I can't crash backstage parties at concerts. I'm intimidated by the six-foot guys with no necks, their yellow windbreakers, their crackling walkie-talkies. They see through every story I tell in an attempt to BS my way backstage. When my favorite '80s band, Bow Wow Wow, came to town years ago, I was determined to get backstage. I talked to their tour manager and made an appointment to interview the band.
I met the band in the late afternoon. Singer Anabella Lwin was worried that she didn't have any purple shoe polish. She said she wouldn't have time to get any before the show, and I volunteered to get it for her. I drove around to every shoe place I could find. Some were closed for the day; others didn't have purple. When one confused shop owner asked why I needed purple polish, I said, "A singer in town needs it." Because the guy looked to be in his 70s, I was shocked when he asked, "Prince?"
After an hour, I called everyone I knew. One of my friends had seen shoe polish at Rite Aid. It would be the last place I checked before giving up. They had purple.

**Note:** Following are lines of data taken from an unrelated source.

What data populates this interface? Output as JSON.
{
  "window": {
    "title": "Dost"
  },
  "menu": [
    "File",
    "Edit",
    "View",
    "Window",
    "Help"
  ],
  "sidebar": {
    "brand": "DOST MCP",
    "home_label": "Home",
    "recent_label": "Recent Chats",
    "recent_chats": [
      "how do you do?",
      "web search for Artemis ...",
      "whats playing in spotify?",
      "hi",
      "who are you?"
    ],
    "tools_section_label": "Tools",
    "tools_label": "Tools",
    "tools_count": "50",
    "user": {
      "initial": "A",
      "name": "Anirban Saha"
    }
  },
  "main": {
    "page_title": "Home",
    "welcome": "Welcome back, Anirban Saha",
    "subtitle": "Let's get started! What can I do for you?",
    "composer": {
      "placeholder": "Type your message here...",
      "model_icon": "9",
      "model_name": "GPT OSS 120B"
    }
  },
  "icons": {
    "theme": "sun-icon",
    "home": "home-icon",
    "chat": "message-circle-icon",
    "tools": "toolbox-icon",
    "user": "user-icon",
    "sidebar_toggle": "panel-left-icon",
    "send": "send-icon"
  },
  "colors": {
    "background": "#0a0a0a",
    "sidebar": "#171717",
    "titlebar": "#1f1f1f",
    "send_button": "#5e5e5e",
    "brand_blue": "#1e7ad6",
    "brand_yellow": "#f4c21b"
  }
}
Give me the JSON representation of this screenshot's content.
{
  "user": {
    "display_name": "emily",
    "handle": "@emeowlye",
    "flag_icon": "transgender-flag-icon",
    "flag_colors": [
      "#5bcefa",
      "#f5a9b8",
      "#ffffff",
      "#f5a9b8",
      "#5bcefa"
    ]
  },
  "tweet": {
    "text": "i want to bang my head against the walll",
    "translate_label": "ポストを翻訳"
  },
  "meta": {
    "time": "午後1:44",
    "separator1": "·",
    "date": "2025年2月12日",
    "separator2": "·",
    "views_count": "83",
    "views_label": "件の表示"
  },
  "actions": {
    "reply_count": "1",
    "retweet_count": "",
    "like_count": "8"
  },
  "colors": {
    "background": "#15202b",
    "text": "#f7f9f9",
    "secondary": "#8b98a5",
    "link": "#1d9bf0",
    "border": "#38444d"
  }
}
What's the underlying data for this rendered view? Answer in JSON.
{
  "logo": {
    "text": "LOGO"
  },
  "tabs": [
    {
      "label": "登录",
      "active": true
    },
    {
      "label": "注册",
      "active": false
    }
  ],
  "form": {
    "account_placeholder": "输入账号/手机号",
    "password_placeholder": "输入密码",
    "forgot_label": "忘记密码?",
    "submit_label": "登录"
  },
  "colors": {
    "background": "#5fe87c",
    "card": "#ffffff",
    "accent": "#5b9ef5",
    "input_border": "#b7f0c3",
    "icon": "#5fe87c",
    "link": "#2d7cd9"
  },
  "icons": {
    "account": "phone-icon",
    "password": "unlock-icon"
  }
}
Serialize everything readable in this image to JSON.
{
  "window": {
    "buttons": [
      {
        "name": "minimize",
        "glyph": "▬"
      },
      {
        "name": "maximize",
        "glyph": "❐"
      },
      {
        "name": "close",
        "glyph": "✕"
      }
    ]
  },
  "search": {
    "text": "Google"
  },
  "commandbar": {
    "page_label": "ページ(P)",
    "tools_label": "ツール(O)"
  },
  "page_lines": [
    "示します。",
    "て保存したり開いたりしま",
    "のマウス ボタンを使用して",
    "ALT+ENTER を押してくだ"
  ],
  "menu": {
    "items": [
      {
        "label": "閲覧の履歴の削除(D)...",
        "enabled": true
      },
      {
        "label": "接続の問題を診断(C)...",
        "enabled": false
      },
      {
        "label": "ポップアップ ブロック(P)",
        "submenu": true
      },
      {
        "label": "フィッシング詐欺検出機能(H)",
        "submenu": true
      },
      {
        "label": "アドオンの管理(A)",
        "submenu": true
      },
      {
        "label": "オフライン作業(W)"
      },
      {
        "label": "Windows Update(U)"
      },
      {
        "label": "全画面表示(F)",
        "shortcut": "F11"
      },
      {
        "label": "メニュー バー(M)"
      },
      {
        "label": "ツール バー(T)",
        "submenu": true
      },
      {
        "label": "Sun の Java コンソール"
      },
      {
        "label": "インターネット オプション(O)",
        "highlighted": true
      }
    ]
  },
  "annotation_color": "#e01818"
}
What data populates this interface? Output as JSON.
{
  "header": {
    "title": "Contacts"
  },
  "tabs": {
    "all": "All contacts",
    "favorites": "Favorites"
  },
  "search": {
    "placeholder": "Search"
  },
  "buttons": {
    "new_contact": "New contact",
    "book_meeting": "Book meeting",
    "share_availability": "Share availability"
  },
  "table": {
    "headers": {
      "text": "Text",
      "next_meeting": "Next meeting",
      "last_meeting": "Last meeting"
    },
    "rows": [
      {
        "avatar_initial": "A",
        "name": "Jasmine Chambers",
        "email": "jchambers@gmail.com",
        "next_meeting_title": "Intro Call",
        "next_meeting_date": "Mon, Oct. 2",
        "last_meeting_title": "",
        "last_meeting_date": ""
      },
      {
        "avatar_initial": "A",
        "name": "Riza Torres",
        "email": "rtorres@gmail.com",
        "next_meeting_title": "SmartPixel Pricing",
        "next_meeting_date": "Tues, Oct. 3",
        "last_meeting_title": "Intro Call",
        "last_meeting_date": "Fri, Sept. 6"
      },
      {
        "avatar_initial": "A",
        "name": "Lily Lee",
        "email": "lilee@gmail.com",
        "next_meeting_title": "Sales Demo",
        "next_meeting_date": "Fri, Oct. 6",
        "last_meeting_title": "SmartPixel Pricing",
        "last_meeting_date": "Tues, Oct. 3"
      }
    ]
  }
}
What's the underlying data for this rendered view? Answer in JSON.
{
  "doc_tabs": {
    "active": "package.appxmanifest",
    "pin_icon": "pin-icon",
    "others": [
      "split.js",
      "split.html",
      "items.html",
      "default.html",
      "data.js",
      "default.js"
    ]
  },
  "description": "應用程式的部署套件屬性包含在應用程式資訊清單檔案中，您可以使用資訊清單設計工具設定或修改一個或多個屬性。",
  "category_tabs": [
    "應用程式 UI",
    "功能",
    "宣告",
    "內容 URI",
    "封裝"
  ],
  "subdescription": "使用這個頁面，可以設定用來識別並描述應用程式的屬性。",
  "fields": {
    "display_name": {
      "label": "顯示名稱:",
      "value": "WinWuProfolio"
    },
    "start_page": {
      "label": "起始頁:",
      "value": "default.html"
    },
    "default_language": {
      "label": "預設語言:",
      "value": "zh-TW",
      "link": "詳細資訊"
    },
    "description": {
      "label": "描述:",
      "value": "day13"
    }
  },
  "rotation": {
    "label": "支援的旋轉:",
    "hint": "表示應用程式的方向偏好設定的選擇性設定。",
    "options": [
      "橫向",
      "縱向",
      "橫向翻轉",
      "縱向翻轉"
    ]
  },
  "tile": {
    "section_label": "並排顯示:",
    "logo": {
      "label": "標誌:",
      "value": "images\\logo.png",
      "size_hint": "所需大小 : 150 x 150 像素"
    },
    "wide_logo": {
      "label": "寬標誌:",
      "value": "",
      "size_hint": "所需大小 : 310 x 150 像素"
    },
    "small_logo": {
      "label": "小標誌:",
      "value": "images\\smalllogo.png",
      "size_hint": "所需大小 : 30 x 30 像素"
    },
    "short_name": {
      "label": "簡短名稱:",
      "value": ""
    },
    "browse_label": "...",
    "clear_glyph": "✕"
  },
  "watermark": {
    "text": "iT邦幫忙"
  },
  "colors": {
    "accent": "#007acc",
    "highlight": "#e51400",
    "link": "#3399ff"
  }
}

I rushed back to the venue, and when Anabella arrived, I handed her the shoe polish. She thanked me and tried to give me money, which I refused. Nicole, the tour manager, gave me a music book as a gift. As I enjoyed the show, I was sure I'd be ushered backstage after the performance. I was wrong.
When Bow Wow Wow came to town to play the House of Blues this November, I doubted I'd make it backstage. I tried to get backstage at the Ted Nugent show there, even got the opening band's tour manager to put me on his guest list, but it was to no avail.
I contacted Nicole, who remembered the shoe polish, and she told me I could hang backstage with them after the show. The concert was great. The set was short -- they were opening for Dramarama -- but they did their hits ("I Want Candy," "Do You Wanna Hold Me?" "Go Wild in the Country").
Usually you're bummed when concerts end, but I was stoked. I'd be hanging backstage with Anabella. You see, growing up, my friends had posters of Farrah Fawcett on their walls -- I had pictures of Anabella. When MTV went on the air, my favorite video was the one with Anabella dancing around on a beach. I was thrilled to discover that we were about the same age, which gave me the misguided belief that if I ever met her, I'd have a shot.
I watched Anabella exit stage left and followed by exiting audience right. Should I have brought flowers? Nah, that's going overboard. I had another idea. I went to the merchandise booth and bought one of her shirts, which I hung out of my back pocket.
As I approached the backstage door, I could see the security guard tense up. He was ready for trouble. I had the backstage pass stuck to my leather jacket, and just as he lifted his arm for what I thought would be a left hook, I pointed to the pass. I was being paranoid. He was opening the door for me. I walked a few steps, made a sharp turn, and was backstage. Nicole and I hugged, and she introduced me to Anabella. I reminded her of the purple shoe polish, milking it again. She thanked me, and I said, "I never saw what you used it for." She told me that she never had time to apply it to her shoes. We made small talk, and I tried not to gush over her like the hardcore fan I am. She lifted a big bag, and I asked her if she needed help with it. She didn't. I mentioned the song "C30, C60, C90." It was written about the record industry and how many believed tape-recording albums would hurt record sales. In concert, she changed the lyrics, and I said, "It was clever how you updated that to include the word 'downloading.'" She replied, "Ah, you noticed." She then noticed the shirt hanging from my pocket. She smiled as she yanked it from me, saying, "Look you guys! I have my own shirts now!" She handed it back, thanking me for buying it. I was making progress.
As she went to the corner, I walked past the fruits and chips that had been set up for the band. I met the drummer, who was new to the band, and we talked briefly.
Bassist Leigh Gorman was packing his gear when a fan said, "I love everything you've ever done." Gorman smiled, and I said, "I do too. Well, except for the Paris album," a CD by their former manager, Malcolm McLaren. He laughed and told me how long it took to make that record. We talked music for about 15 minutes, and I could see Anabella looking at me from the corner of my eye. Was she wondering why I wasn't talking to her anymore? My ego wanted to believe this, but she was probably wondering who I was -- one of the few people back here with her band mates.
I approached her and asked if the blue wig she wore to start the show was distracting. She looked puzzled by the question. I said, "I saw you move it once, like it was about to fall off." She laughed and said, "You noticed that, did you?" I asked her why the band never played "Cast Iron Arm" live, and she told me that song was one of their early demos. One of the opening bands came backstage wanting pictures with her, and I went to talk to their guitarist. He told me he also plays in the band Common Sense.
I heard someone remind Anabella of a previous time they had met. She didn't remember. I told her that Saturday Night Live did a skit once where Paul Simon remembered everyone that had ever met him after a show, and he described the clothes they wore at the time. But he didn't recognize Garfunkel when he walked in. She looked to her friend and said, "He has a story about everything." I wasn't sure if that was a compliment or not.